» Work order: Please restate each line of the data that follows word for word, skipping any image.

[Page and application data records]
= Beginning of Section =

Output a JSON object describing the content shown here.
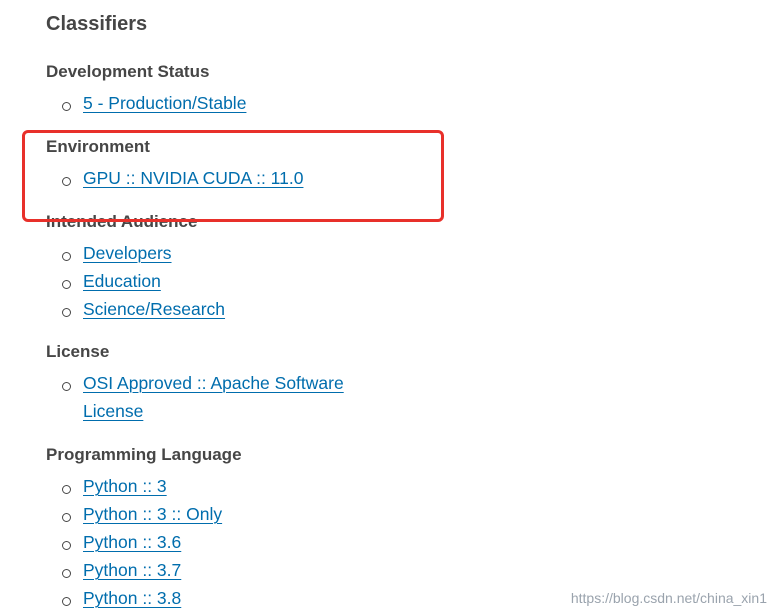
{
  "title": "Classifiers",
  "groups": [
    {
      "name": "Development Status",
      "items": [
        "5 - Production/Stable"
      ]
    },
    {
      "name": "Environment",
      "items": [
        "GPU :: NVIDIA CUDA :: 11.0"
      ]
    },
    {
      "name": "Intended Audience",
      "items": [
        "Developers",
        "Education",
        "Science/Research"
      ]
    },
    {
      "name": "License",
      "items": [
        "OSI Approved :: Apache Software License"
      ]
    },
    {
      "name": "Programming Language",
      "items": [
        "Python :: 3",
        "Python :: 3 :: Only",
        "Python :: 3.6",
        "Python :: 3.7",
        "Python :: 3.8"
      ]
    }
  ],
  "highlight_color": "#e8302a",
  "link_color": "#006dad",
  "watermark": "https://blog.csdn.net/china_xin1"
}
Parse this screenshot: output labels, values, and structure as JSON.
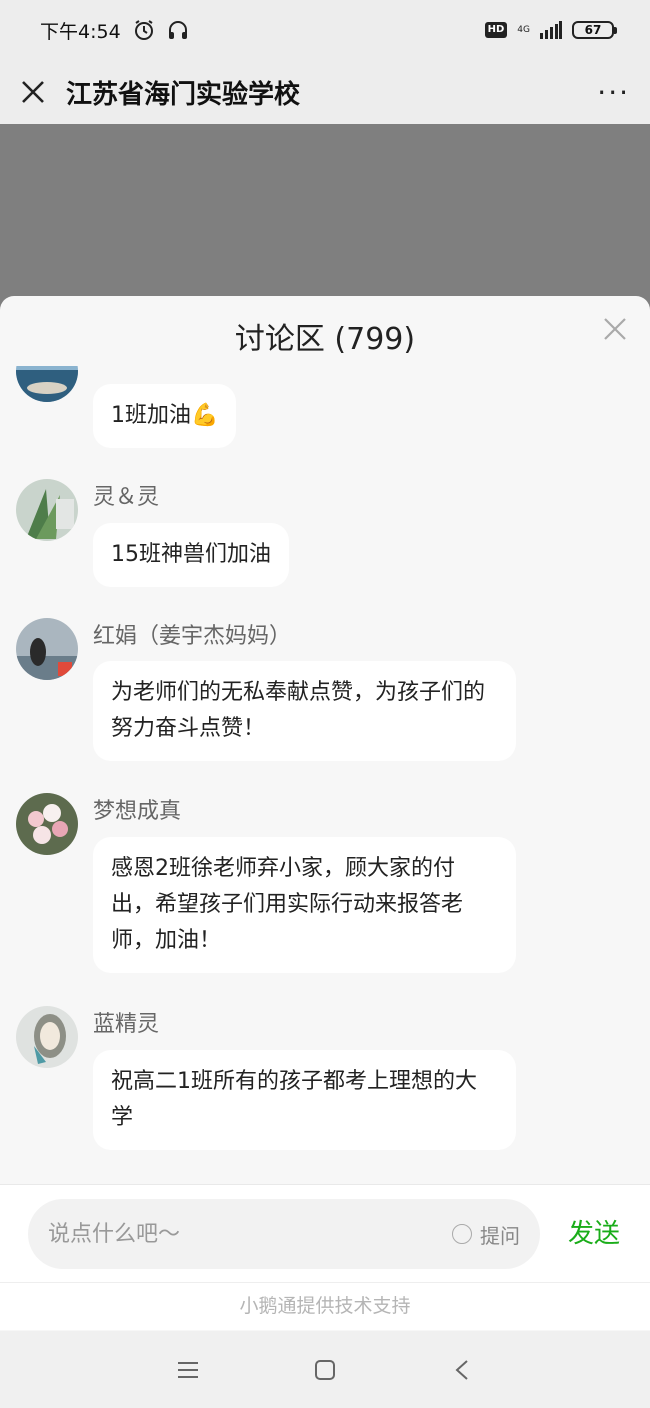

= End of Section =

» Expected output:
Output a JSON object describing the content shown here.
{
  "title": "Classifiers",
  "groups": [
    {
      "name": "Development Status",
      "items": [
        "5 - Production/Stable"
      ]
    },
    {
      "name": "Environment",
      "items": [
        "GPU :: NVIDIA CUDA :: 11.0"
      ]
    },
    {
      "name": "Intended Audience",
      "items": [
        "Developers",
        "Education",
        "Science/Research"
      ]
    },
    {
      "name": "License",
      "items": [
        "OSI Approved :: Apache Software License"
      ]
    },
    {
      "name": "Programming Language",
      "items": [
        "Python :: 3",
        "Python :: 3 :: Only",
        "Python :: 3.6",
        "Python :: 3.7",
        "Python :: 3.8"
      ]
    }
  ],
  "highlight_color": "#e8302a",
  "link_color": "#006dad",
  "watermark": "https://blog.csdn.net/china_xin1"
}
Parse this screenshot: output labels, values, and structure as JSON.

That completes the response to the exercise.